WORK ITEM -> Quote the records beneath, complete and exact. Leave out images.

-- Opening Marker --

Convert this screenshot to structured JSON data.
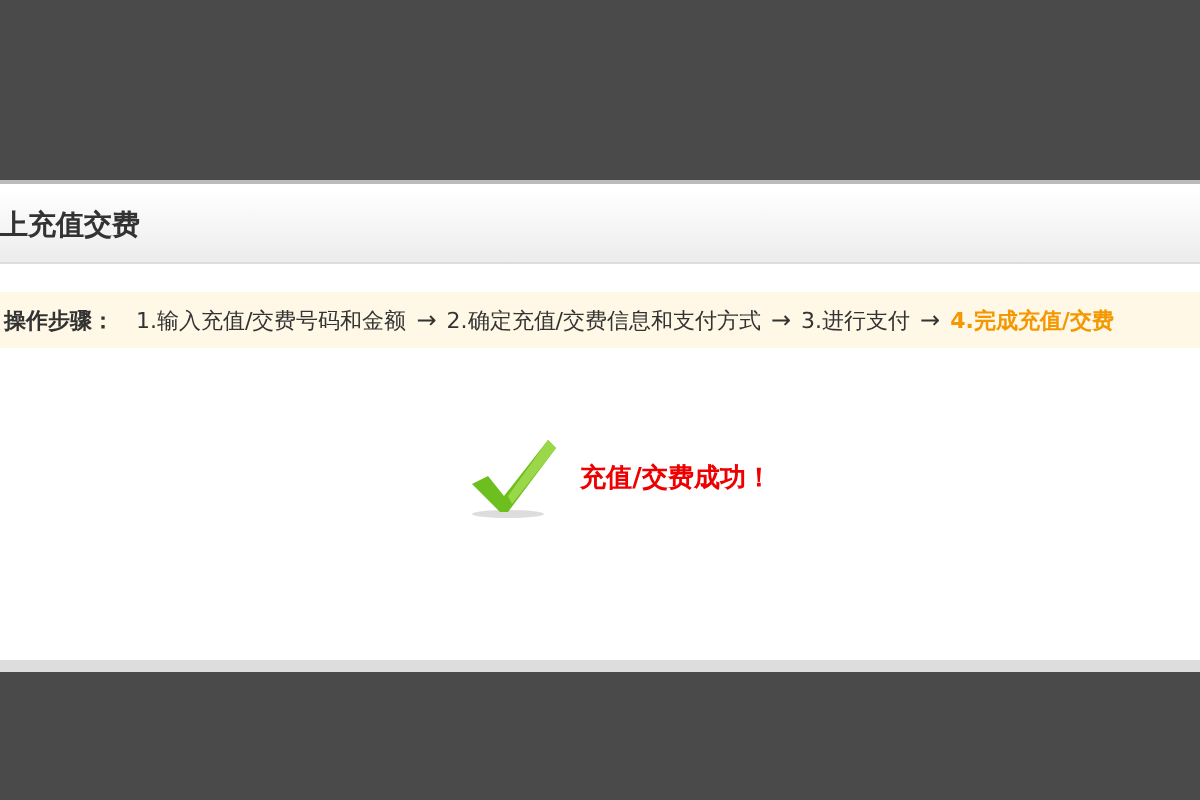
{
  "dialog": {
    "title": "上充值交费",
    "steps_label": "操作步骤：",
    "steps": [
      {
        "label": "1.输入充值/交费号码和金额",
        "selected": false
      },
      {
        "label": "2.确定充值/交费信息和支付方式",
        "selected": false
      },
      {
        "label": "3.进行支付",
        "selected": false
      },
      {
        "label": "4.完成充值/交费",
        "selected": true
      }
    ],
    "arrow": "→",
    "message": "充值/交费成功！"
  }
}
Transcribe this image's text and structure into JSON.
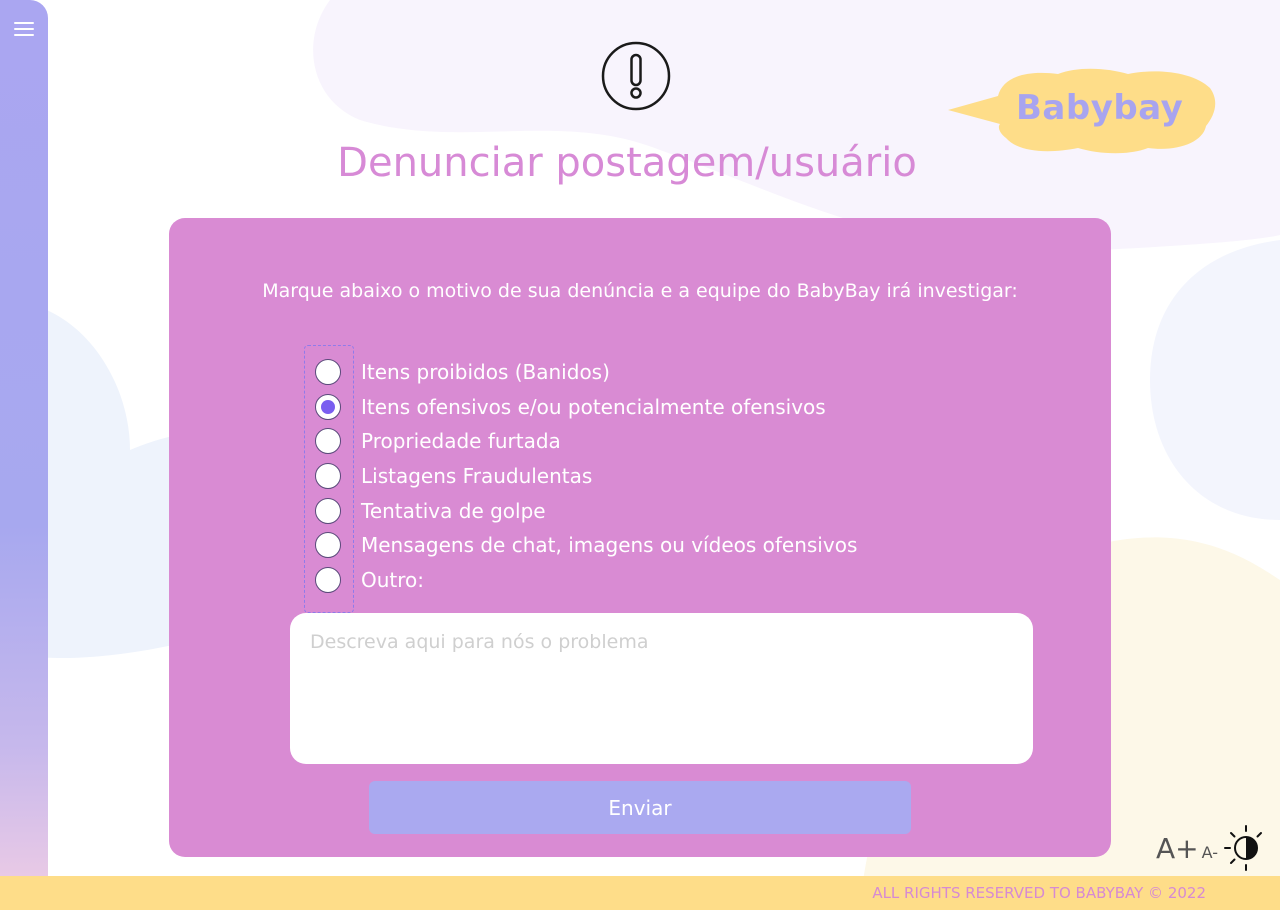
{
  "sidebar": {
    "menu_icon": "hamburger-menu-icon"
  },
  "header": {
    "alert_icon": "exclamation-circle-icon",
    "title": "Denunciar postagem/usuário",
    "logo_text": "Babybay"
  },
  "form": {
    "intro": "Marque abaixo o motivo de sua denúncia e a equipe do BabyBay irá investigar:",
    "options": [
      {
        "label": "Itens proibidos (Banidos)",
        "checked": false
      },
      {
        "label": "Itens ofensivos e/ou potencialmente ofensivos",
        "checked": true
      },
      {
        "label": "Propriedade furtada",
        "checked": false
      },
      {
        "label": "Listagens Fraudulentas",
        "checked": false
      },
      {
        "label": "Tentativa de golpe",
        "checked": false
      },
      {
        "label": "Mensagens de chat, imagens ou vídeos ofensivos",
        "checked": false
      },
      {
        "label": "Outro:",
        "checked": false
      }
    ],
    "description_placeholder": "Descreva aqui para nós o problema",
    "description_value": "",
    "submit_label": "Enviar"
  },
  "accessibility": {
    "increase_label": "A+",
    "decrease_label": "A-",
    "contrast_icon": "contrast-toggle-icon"
  },
  "footer": {
    "text": "ALL RIGHTS RESERVED TO BABYBAY © 2022"
  },
  "colors": {
    "primary": "#d98bd3",
    "accent": "#aaa9f0",
    "logo_bg": "#fedd89",
    "title": "#d78ad6"
  }
}
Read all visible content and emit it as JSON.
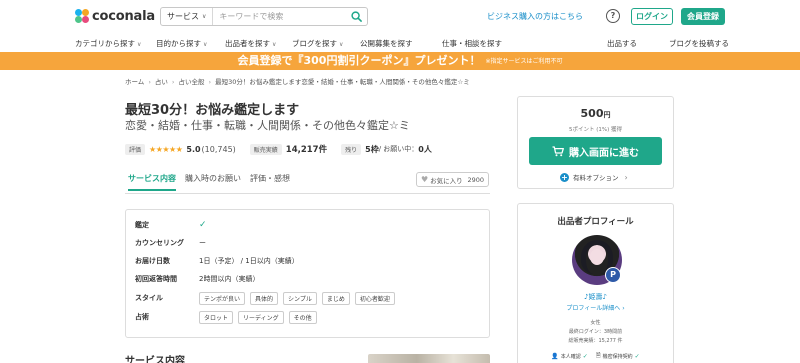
{
  "header": {
    "logo_text": "coconala",
    "search": {
      "category": "サービス",
      "placeholder": "キーワードで検索"
    },
    "business_link": "ビジネス購入の方はこちら",
    "help_glyph": "?",
    "login_label": "ログイン",
    "register_label": "会員登録"
  },
  "nav": {
    "items": [
      "カテゴリから探す",
      "目的から探す",
      "出品者を探す",
      "ブログを探す",
      "公開募集を探す",
      "仕事・相談を探す",
      "出品する",
      "ブログを投稿する"
    ]
  },
  "banner": {
    "main": "会員登録で『300円割引クーポン』プレゼント！",
    "note": "※指定サービスはご利用不可"
  },
  "breadcrumb": [
    "ホーム",
    "占い",
    "占い全般",
    "最短30分！お悩み鑑定します恋愛・結婚・仕事・転職・人間関係・その他色々鑑定☆ミ"
  ],
  "service": {
    "title": "最短30分！お悩み鑑定します",
    "subtitle": "恋愛・結婚・仕事・転職・人間関係・その他色々鑑定☆ミ",
    "stats": {
      "rating_label": "評価",
      "stars": "★★★★★",
      "rating": "5.0",
      "rating_count": "(10,745)",
      "sales_label": "販売実績",
      "sales_value": "14,217件",
      "remaining_label": "残り",
      "remaining_value": "5枠",
      "inquiry_label": "/ お願い中：",
      "inquiry_value": "0人"
    }
  },
  "tabs": [
    "サービス内容",
    "購入時のお願い",
    "評価・感想"
  ],
  "favorite": {
    "label": "お気に入り",
    "count": "2900"
  },
  "details": {
    "rows": [
      {
        "label": "鑑定",
        "value": "✓"
      },
      {
        "label": "カウンセリング",
        "value": "ー"
      },
      {
        "label": "お届け日数",
        "value": "1日（予定） / 1日以内（実績）"
      },
      {
        "label": "初回返答時間",
        "value": "2時間以内（実績）"
      },
      {
        "label": "スタイル",
        "chips": [
          "テンポが良い",
          "具体的",
          "シンプル",
          "まじめ",
          "初心者歓迎"
        ]
      },
      {
        "label": "占術",
        "chips": [
          "タロット",
          "リーディング",
          "その他"
        ]
      }
    ]
  },
  "section_title": "サービス内容",
  "purchase": {
    "price": "500",
    "currency": "円",
    "points": "5ポイント (1%) 獲得",
    "buy_label": "購入画面に進む",
    "option_plus": "+",
    "option_label": "有料オプション",
    "option_arrow": "›"
  },
  "profile": {
    "title": "出品者プロフィール",
    "rank_badge": "P",
    "name": "♪姫壽♪",
    "detail_link": "プロフィール詳細へ ›",
    "gender": "女性",
    "last_login": "最終ログイン：3時間前",
    "total_sales": "総販売実績：15,277 件",
    "verified_1": "本人確認",
    "verified_2": "機密保持契約",
    "verified_icon_1": "👤",
    "verified_icon_2": "🗎",
    "check": "✓"
  },
  "colors": {
    "brand_green": "#1fa78a",
    "link_blue": "#1a8fc9",
    "banner_orange": "#f6a53c",
    "star": "#f5a623"
  }
}
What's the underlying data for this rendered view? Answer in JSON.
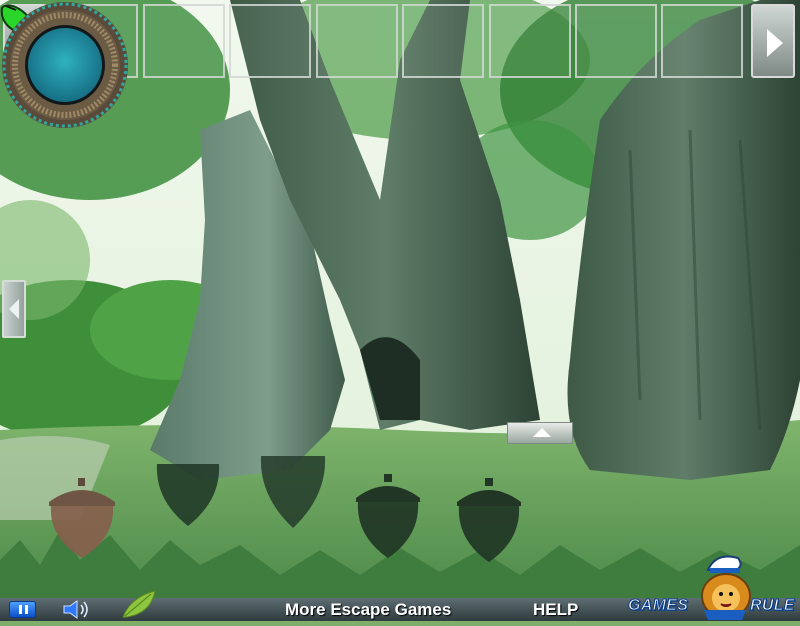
{
  "game": {
    "inventory": {
      "slot_count": 8,
      "prev_icon": "left-arrow-icon",
      "next_icon": "right-arrow-icon"
    },
    "scene": {
      "description_items": [
        "tree",
        "butterfly",
        "round-portal",
        "acorn-silhouettes"
      ],
      "acorn_slots": [
        {
          "state": "filled"
        },
        {
          "state": "empty"
        },
        {
          "state": "empty"
        },
        {
          "state": "empty"
        },
        {
          "state": "empty"
        }
      ],
      "portal_color": "#1e8a9a",
      "butterfly_color": "#2bd62b"
    },
    "bottom_bar": {
      "more_games_label": "More Escape Games",
      "help_label": "HELP",
      "pause_icon": "pause-icon",
      "sound_icon": "speaker-icon",
      "leaf_icon": "leaf-icon"
    },
    "logo": {
      "left_word": "GAMES",
      "right_word": "RULE"
    }
  }
}
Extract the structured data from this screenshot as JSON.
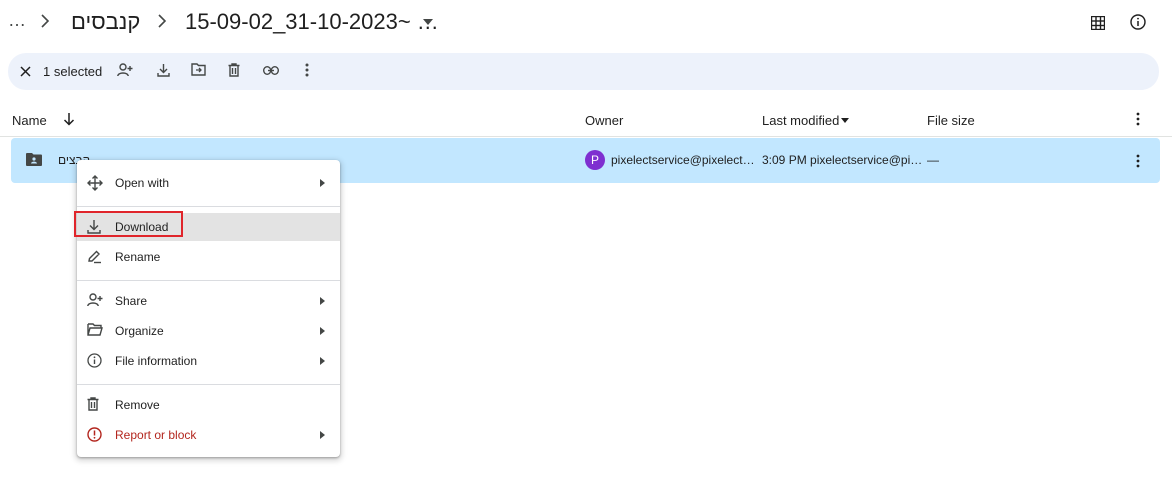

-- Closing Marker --

RESULT OF THIS EXERCISE ->
Convert this screenshot to structured JSON data.
{
  "dialog": {
    "title": "上充值交费",
    "steps_label": "操作步骤：",
    "steps": [
      {
        "label": "1.输入充值/交费号码和金额",
        "selected": false
      },
      {
        "label": "2.确定充值/交费信息和支付方式",
        "selected": false
      },
      {
        "label": "3.进行支付",
        "selected": false
      },
      {
        "label": "4.完成充值/交费",
        "selected": true
      }
    ],
    "arrow": "→",
    "message": "充值/交费成功！"
  }
}
Transcribe this image's text and structure into JSON.
{
  "sidebar": {
    "menu_icon": "hamburger-menu-icon"
  },
  "header": {
    "alert_icon": "exclamation-circle-icon",
    "title": "Denunciar postagem/usuário",
    "logo_text": "Babybay"
  },
  "form": {
    "intro": "Marque abaixo o motivo de sua denúncia e a equipe do BabyBay irá investigar:",
    "options": [
      {
        "label": "Itens proibidos (Banidos)",
        "checked": false
      },
      {
        "label": "Itens ofensivos e/ou potencialmente ofensivos",
        "checked": true
      },
      {
        "label": "Propriedade furtada",
        "checked": false
      },
      {
        "label": "Listagens Fraudulentas",
        "checked": false
      },
      {
        "label": "Tentativa de golpe",
        "checked": false
      },
      {
        "label": "Mensagens de chat, imagens ou vídeos ofensivos",
        "checked": false
      },
      {
        "label": "Outro:",
        "checked": false
      }
    ],
    "description_placeholder": "Descreva aqui para nós o problema",
    "description_value": "",
    "submit_label": "Enviar"
  },
  "accessibility": {
    "increase_label": "A+",
    "decrease_label": "A-",
    "contrast_icon": "contrast-toggle-icon"
  },
  "footer": {
    "text": "ALL RIGHTS RESERVED TO BABYBAY © 2022"
  },
  "colors": {
    "primary": "#d98bd3",
    "accent": "#aaa9f0",
    "logo_bg": "#fedd89",
    "title": "#d78ad6"
  }
}
Read all visible content and emit it as JSON.
{
  "header": {
    "logo_text": "coconala",
    "search": {
      "category": "サービス",
      "placeholder": "キーワードで検索"
    },
    "business_link": "ビジネス購入の方はこちら",
    "help_glyph": "?",
    "login_label": "ログイン",
    "register_label": "会員登録"
  },
  "nav": {
    "items": [
      "カテゴリから探す",
      "目的から探す",
      "出品者を探す",
      "ブログを探す",
      "公開募集を探す",
      "仕事・相談を探す",
      "出品する",
      "ブログを投稿する"
    ]
  },
  "banner": {
    "main": "会員登録で『300円割引クーポン』プレゼント！",
    "note": "※指定サービスはご利用不可"
  },
  "breadcrumb": [
    "ホーム",
    "占い",
    "占い全般",
    "最短30分！お悩み鑑定します恋愛・結婚・仕事・転職・人間関係・その他色々鑑定☆ミ"
  ],
  "service": {
    "title": "最短30分！お悩み鑑定します",
    "subtitle": "恋愛・結婚・仕事・転職・人間関係・その他色々鑑定☆ミ",
    "stats": {
      "rating_label": "評価",
      "stars": "★★★★★",
      "rating": "5.0",
      "rating_count": "(10,745)",
      "sales_label": "販売実績",
      "sales_value": "14,217件",
      "remaining_label": "残り",
      "remaining_value": "5枠",
      "inquiry_label": "/ お願い中：",
      "inquiry_value": "0人"
    }
  },
  "tabs": [
    "サービス内容",
    "購入時のお願い",
    "評価・感想"
  ],
  "favorite": {
    "label": "お気に入り",
    "count": "2900"
  },
  "details": {
    "rows": [
      {
        "label": "鑑定",
        "value": "✓"
      },
      {
        "label": "カウンセリング",
        "value": "ー"
      },
      {
        "label": "お届け日数",
        "value": "1日（予定） / 1日以内（実績）"
      },
      {
        "label": "初回返答時間",
        "value": "2時間以内（実績）"
      },
      {
        "label": "スタイル",
        "chips": [
          "テンポが良い",
          "具体的",
          "シンプル",
          "まじめ",
          "初心者歓迎"
        ]
      },
      {
        "label": "占術",
        "chips": [
          "タロット",
          "リーディング",
          "その他"
        ]
      }
    ]
  },
  "section_title": "サービス内容",
  "purchase": {
    "price": "500",
    "currency": "円",
    "points": "5ポイント (1%) 獲得",
    "buy_label": "購入画面に進む",
    "option_plus": "+",
    "option_label": "有料オプション",
    "option_arrow": "›"
  },
  "profile": {
    "title": "出品者プロフィール",
    "rank_badge": "P",
    "name": "♪姫壽♪",
    "detail_link": "プロフィール詳細へ ›",
    "gender": "女性",
    "last_login": "最終ログイン：3時間前",
    "total_sales": "総販売実績：15,277 件",
    "verified_1": "本人確認",
    "verified_2": "機密保持契約",
    "verified_icon_1": "👤",
    "verified_icon_2": "🗎",
    "check": "✓"
  },
  "colors": {
    "brand_green": "#1fa78a",
    "link_blue": "#1a8fc9",
    "banner_orange": "#f6a53c",
    "star": "#f5a623"
  }
}
What's the underlying data for this rendered view? Answer in JSON.
{
  "game": {
    "inventory": {
      "slot_count": 8,
      "prev_icon": "left-arrow-icon",
      "next_icon": "right-arrow-icon"
    },
    "scene": {
      "description_items": [
        "tree",
        "butterfly",
        "round-portal",
        "acorn-silhouettes"
      ],
      "acorn_slots": [
        {
          "state": "filled"
        },
        {
          "state": "empty"
        },
        {
          "state": "empty"
        },
        {
          "state": "empty"
        },
        {
          "state": "empty"
        }
      ],
      "portal_color": "#1e8a9a",
      "butterfly_color": "#2bd62b"
    },
    "bottom_bar": {
      "more_games_label": "More Escape Games",
      "help_label": "HELP",
      "pause_icon": "pause-icon",
      "sound_icon": "speaker-icon",
      "leaf_icon": "leaf-icon"
    },
    "logo": {
      "left_word": "GAMES",
      "right_word": "RULE"
    }
  }
}
Extract the structured data from this screenshot as JSON.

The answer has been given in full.